After a few days we traveled on, gathering sights and sounds and smells and

the air of places we’d never seen: Cape Perpetua,

Yaquina Head,

Humbug Mountain.

Gold Beach, Beverley Beach, Hiouichi. Stout Grove and

Prairie Creek (now we are in California).

Arcata. Eureka, Ferndale.

Ferndale, the slow, friendly, easy little town we came to love.

Then Willow Creek, Hawkins Bar, and Burnt Ranch as we headed east into the mountains.

Yes, it’s a litany, and there’s more:

Weaverville, Helena. Horse Mountain, Red Crest.

Myers Flat, Briceland, Shelter Cove. Shelter Cove, the place of crashing surf, black sand,

and triumphant hikers emerging from lost days on the Lost Coast.

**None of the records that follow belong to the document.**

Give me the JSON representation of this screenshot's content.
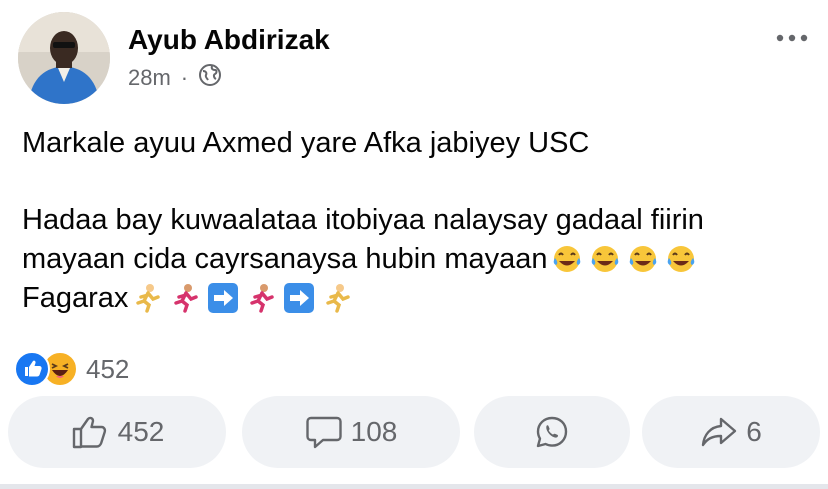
{
  "post": {
    "author": "Ayub Abdirizak",
    "time": "28m",
    "separator": "·",
    "privacy_icon": "globe-icon",
    "line1": "Markale ayuu Axmed yare Afka jabiyey USC",
    "line2": "Hadaa bay kuwaalataa itobiyaa nalaysay gadaal fiirin",
    "line3": "mayaan cida cayrsanaysa hubin mayaan",
    "line4": "Fagarax",
    "emojis_line3": [
      "tears-of-joy-emoji",
      "tears-of-joy-emoji",
      "tears-of-joy-emoji",
      "tears-of-joy-emoji"
    ],
    "emojis_line4": [
      "runner-emoji",
      "runner-emoji",
      "right-arrow-emoji",
      "runner-emoji",
      "right-arrow-emoji",
      "runner-emoji"
    ]
  },
  "reactions": {
    "icons": [
      "like-icon",
      "haha-icon"
    ],
    "count": "452"
  },
  "actions": {
    "like_count": "452",
    "comment_count": "108",
    "share_count": "6"
  },
  "colors": {
    "like_blue": "#1877f2",
    "haha_yellow": "#f7b125",
    "secondary_text": "#65676b",
    "button_bg": "#f0f2f5"
  }
}
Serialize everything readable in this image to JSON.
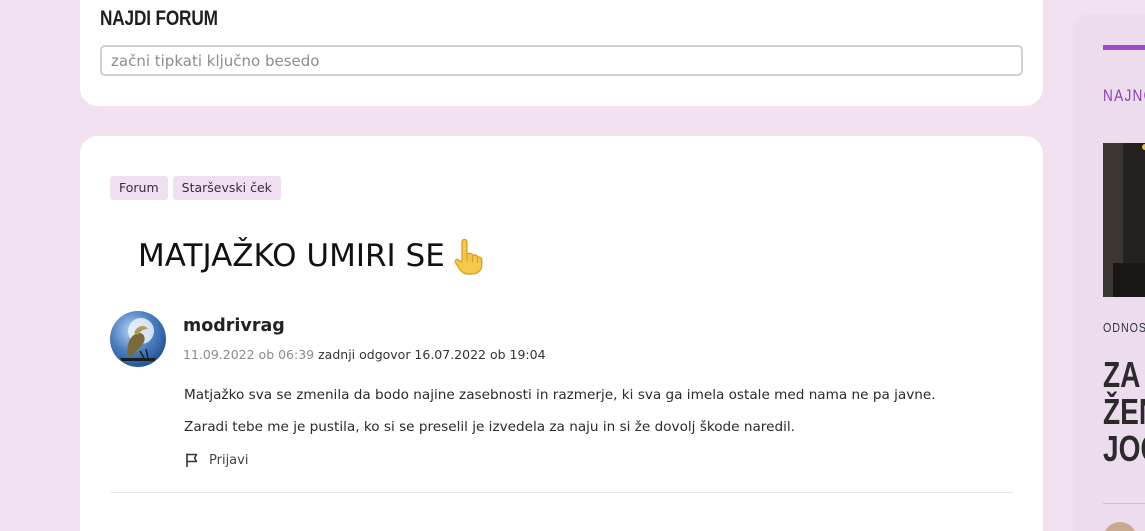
{
  "search": {
    "title": "NAJDI FORUM",
    "placeholder": "začni tipkati ključno besedo",
    "value": ""
  },
  "post": {
    "tags": [
      {
        "label": "Forum"
      },
      {
        "label": "Starševski ček"
      }
    ],
    "title": "MATJAŽKO UMIRI SE",
    "title_icon": "pointing-up-hand-icon",
    "author": "modrivrag",
    "posted": "11.09.2022 ob 06:39",
    "last_reply": "zadnji odgovor 16.07.2022 ob 19:04",
    "paragraphs": [
      "Matjažko sva se zmenila da bodo najine zasebnosti in razmerje, ki sva ga imela ostale med nama ne pa javne.",
      "Zaradi tebe me je pustila, ko si se preselil je izvedela za naju in si že dovolj škode naredil."
    ],
    "report_label": "Prijavi",
    "report_icon": "flag-icon"
  },
  "sidebar": {
    "heading": "NAJNO",
    "category": "ODNOS",
    "headline": "ZA T\nŽEN\nJOČ"
  },
  "colors": {
    "page_background": "#f2e2f1",
    "accent": "#9b4fc4",
    "tag_background": "#f0dff0",
    "card": "#ffffff"
  }
}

When it was time to head north again there was Bald Hills, Patrick Creek, and Cave Junction.

We’re back in Oregon now: Corvalis, Portland. Then Washington, a blur of highway,

and home. Home to fat inboxes, piles of snail mail, and thousands of pictures

to take us back

and carry us






















The photos (and there will be more!):

  1. The muddy, pot-holed, hairpin-turned, steep and long road to our airbnb on a slough outside Newport, Oregon. A road that held wonders, once you could relax your grip on the steering wheel.
  2. A forest of Port Orford cedar trees on Hunter Creek Road outside Gold beach, Oregon, where fellow blogger Gunta of Movin’ On lives.
  3. This tiny tree frog makes a big noise, but not when he’s in hand; at our Ferndale, California aribnb.
  4. Lovely, spring-blooming Bleeding hearts (Dicentra formosa) along a quiet back road outside Newport, OR.
  5. Looking up into the Redwood trees at Redwood National Forest, California.
  6. The tide’s coming in at Shelter Cove, on California’s Lost Coast. One road in, one road out, and be ready for 45 minutes of winding, steep, rough road.
  7. A local combing the beach, for what, I don’t know. Beverley Beach, Oregon.
  8. At Myers Beach in southern Oregon, a sea stack and the distant headlands are reflected in the shimmering water of low tide.
  9. The black sand at Shelter Cove is mostly smooth black pebbles streaked with white.
  10. A sea squall rushes towards land at Cape Perpetua, Oregon. It got very cold, very fast that morning.
  11. A hiker rests and takes in the view at Shelter Cove. It’s the end of a three-day backpacking trip up California’s Lost Coast for this admirable man.
  12. Shelter Cove residents erected this sign to warn tourists like us about the dangers of their beach. We were careful!
  13. An old, rusted cleat on a pier in Newport, Oregon, with the town’s iconic 1930’s bridge in the background.
  14. California sea lions try to get shut-eye on platforms built just for them on the Newport waterfront. Tourists can stroll out onto a short pier and watch all day.
  15. One of Ferndale’s many pristine Victorian buildings.
  16. Our little red rental car at Myers Beach, on the southern coast of Oregon.
  17. Alder trees and ferns line a section of the road to our Newport airbnb.
  18. The uncommon Brook wakerobin, a diminutive trillium relative, found in southwestern Oregon and northwestern California.
  19. Redwood trees dwarf the cars on the Avenue of the Giants, in northern California.